Microsoft to shutter Skype’s London HQ, lay off 400 employees

Marcel de Grijs/123rf
The other shoe has dropped. Following Microsoft’s annual report in August, which said it would lay off approximately 2,850 employees globally in the fourth quarter of 2016, the company is closing Skype’s HQ in London as part of the large-scale terminations.

The move means around 400 people will lose their jobs, and as Microsoft told the Financial Times, it “made the decision to unify some engineering positions, potentially putting at risk a number of globally focused Skype and financial roles.” The tech giant also said that it will use a consultation process to help those who were laid off.

Recommended Videos

The decision comes at a time when the British tech industry is working to show its resiliency following the country’s vote to leave the European Union. Skype was originally founded in London in 2003, and Microsoft purchased it in 2011 for $8.5 billion.

Russ Shaw, founder of industry group Tech London Advocates, and previously the vice president of Skype Emea before Microsoft bought the company, told the Financial Times that he was disappointed by news of the closure.

“Skype is one of Europe’s iconic technology businesses and a genuine ‘unicorn’ with an amazing pedigree of innovation and talent,” he said. “While London is working hard to build a strong base of world-class technology businesses, this decision is a step in the wrong direction.”

The Financial Times also cited an unnamed source who identified as a former Skype employee, as saying they were not surprised by the move, because Skype executives have been leaving the company over the past few years.

“I know it’s natural to integrate, but Skype is a shell of the company it once was,” the source said. “One of the things that was always a big issue for Microsoft was that big decisions at Skype would usually always be made in Europe, not in Redmond [Microsoft’s HQ]. Now, it’s a Redmond, Microsoft-led company rather than an independent Skype.”

Harrison’s obsession in the tech space originated in his father’s electronics store in Denville, New Jersey, where he…
Microsoft’s decision to shutter its retail stores is a mistake

With the news of Microsoft permanently closing its retail stores, maybe the writing was on the wall.
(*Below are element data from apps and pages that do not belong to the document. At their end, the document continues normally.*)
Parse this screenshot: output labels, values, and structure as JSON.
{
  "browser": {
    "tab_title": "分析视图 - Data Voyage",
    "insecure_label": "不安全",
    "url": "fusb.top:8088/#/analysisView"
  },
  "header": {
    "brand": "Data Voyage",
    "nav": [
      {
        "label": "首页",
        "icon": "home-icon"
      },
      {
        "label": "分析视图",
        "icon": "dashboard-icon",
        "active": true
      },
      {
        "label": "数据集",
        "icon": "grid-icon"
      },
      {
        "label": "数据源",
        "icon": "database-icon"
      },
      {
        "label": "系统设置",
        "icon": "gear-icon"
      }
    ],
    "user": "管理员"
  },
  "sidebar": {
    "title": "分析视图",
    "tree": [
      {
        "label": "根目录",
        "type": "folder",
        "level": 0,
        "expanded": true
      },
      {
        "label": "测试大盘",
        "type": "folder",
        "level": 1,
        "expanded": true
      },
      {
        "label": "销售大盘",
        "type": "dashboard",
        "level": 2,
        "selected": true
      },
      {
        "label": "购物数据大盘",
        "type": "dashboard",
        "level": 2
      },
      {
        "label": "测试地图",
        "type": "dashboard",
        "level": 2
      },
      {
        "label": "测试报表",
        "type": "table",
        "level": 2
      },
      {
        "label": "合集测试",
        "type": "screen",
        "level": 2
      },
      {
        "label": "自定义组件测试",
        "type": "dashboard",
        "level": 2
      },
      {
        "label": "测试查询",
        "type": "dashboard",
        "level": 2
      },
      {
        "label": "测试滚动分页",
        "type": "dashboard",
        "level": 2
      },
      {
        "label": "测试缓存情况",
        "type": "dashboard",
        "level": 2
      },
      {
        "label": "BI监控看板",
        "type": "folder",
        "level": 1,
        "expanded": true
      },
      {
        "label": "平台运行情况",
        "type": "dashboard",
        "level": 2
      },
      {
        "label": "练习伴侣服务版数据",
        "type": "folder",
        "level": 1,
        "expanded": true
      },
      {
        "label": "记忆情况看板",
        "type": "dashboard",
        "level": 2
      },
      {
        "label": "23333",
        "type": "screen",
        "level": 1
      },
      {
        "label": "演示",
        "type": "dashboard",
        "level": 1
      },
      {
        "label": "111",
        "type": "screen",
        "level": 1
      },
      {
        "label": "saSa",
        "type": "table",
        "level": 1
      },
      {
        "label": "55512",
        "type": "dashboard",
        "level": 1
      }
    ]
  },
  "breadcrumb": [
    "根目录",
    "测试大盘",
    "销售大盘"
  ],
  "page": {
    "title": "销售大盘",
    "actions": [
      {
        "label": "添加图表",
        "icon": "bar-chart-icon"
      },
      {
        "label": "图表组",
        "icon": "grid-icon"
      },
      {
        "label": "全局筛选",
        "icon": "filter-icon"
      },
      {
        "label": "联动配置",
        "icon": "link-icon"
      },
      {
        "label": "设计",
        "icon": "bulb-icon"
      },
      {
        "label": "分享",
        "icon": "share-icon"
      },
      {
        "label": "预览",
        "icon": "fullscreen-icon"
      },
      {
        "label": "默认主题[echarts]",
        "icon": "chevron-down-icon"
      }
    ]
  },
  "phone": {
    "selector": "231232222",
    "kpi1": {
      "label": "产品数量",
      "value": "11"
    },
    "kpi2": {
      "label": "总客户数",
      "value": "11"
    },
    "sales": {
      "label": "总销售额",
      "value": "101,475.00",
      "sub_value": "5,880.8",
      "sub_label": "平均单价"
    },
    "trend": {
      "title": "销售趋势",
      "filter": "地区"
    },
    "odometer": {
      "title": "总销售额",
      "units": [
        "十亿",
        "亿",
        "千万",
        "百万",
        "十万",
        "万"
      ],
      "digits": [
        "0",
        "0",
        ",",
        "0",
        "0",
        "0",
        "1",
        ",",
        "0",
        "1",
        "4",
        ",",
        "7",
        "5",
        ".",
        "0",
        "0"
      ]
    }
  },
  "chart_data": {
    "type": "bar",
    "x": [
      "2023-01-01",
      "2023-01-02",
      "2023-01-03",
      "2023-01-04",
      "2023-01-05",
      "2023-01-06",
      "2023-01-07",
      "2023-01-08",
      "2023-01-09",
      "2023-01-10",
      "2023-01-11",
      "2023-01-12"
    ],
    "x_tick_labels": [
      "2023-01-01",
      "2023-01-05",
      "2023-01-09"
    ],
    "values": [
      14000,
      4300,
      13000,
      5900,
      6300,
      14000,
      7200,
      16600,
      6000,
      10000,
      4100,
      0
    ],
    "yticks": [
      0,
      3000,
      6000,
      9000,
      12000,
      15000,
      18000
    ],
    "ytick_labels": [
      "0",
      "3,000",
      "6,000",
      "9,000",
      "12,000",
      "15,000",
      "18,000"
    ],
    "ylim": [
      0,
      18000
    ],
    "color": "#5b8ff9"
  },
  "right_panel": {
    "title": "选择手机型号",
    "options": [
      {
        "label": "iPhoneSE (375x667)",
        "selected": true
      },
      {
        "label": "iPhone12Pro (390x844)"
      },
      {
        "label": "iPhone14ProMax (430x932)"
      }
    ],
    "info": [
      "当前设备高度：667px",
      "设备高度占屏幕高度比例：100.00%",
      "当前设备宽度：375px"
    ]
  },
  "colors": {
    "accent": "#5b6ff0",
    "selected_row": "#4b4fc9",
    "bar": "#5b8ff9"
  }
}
COVID-19 has rocked retail. Just think of the names either in trouble or going out of business that we've seen as the pandemic unfolded: Pier 1 Imports, J. Crew, even Neiman Marcus. But honestly, the last retailer I had expected to see give up was Microsoft.

After all, Microsoft's retail plans just made sense. Like Apple Stores, these were ambassadors for the brand -- both helping to define the perception of the company itself on Microsoft's terms and give customers direct access to in-person support. The Apple Store has a Genius Bar, Microsoft Stores has (or more accurately now, had) the Answer Desk.

Read more
Former Microsoft employee recounts racism at Mixer

A former Microsoft Mixer employee recounted racism he says he experienced while at the streaming company, which was recently shuttered by Microsoft.

In a blog post on Sunday, Milan Lee called his two years at Mixer "the worst I've ever had professionally" and claimed the poor experience, which spanned 2017 and 2018, was "all due to racism."

Read more
How to create a new team in Microsoft Teams

Few communication applications are as versatile as Microsoft Teams. Along with allowing you to send quick messages to teammates or launch a video chat, the software is fully integrated with Office 365 so you can optimize its performance. One of its most useful features, however, is the ability to create a new team. This lets you group people together so they can chat about certain projects or goals without spamming everyone in your organization.

Knowing how to make a new team and how to properly organize teams makes it easy for a company to enhance productivity and streamline communication. When used effectively, Microsoft Teams is useful for both in-office and remote workers, ensuring everyone stays on the same page regardless of location.

Read more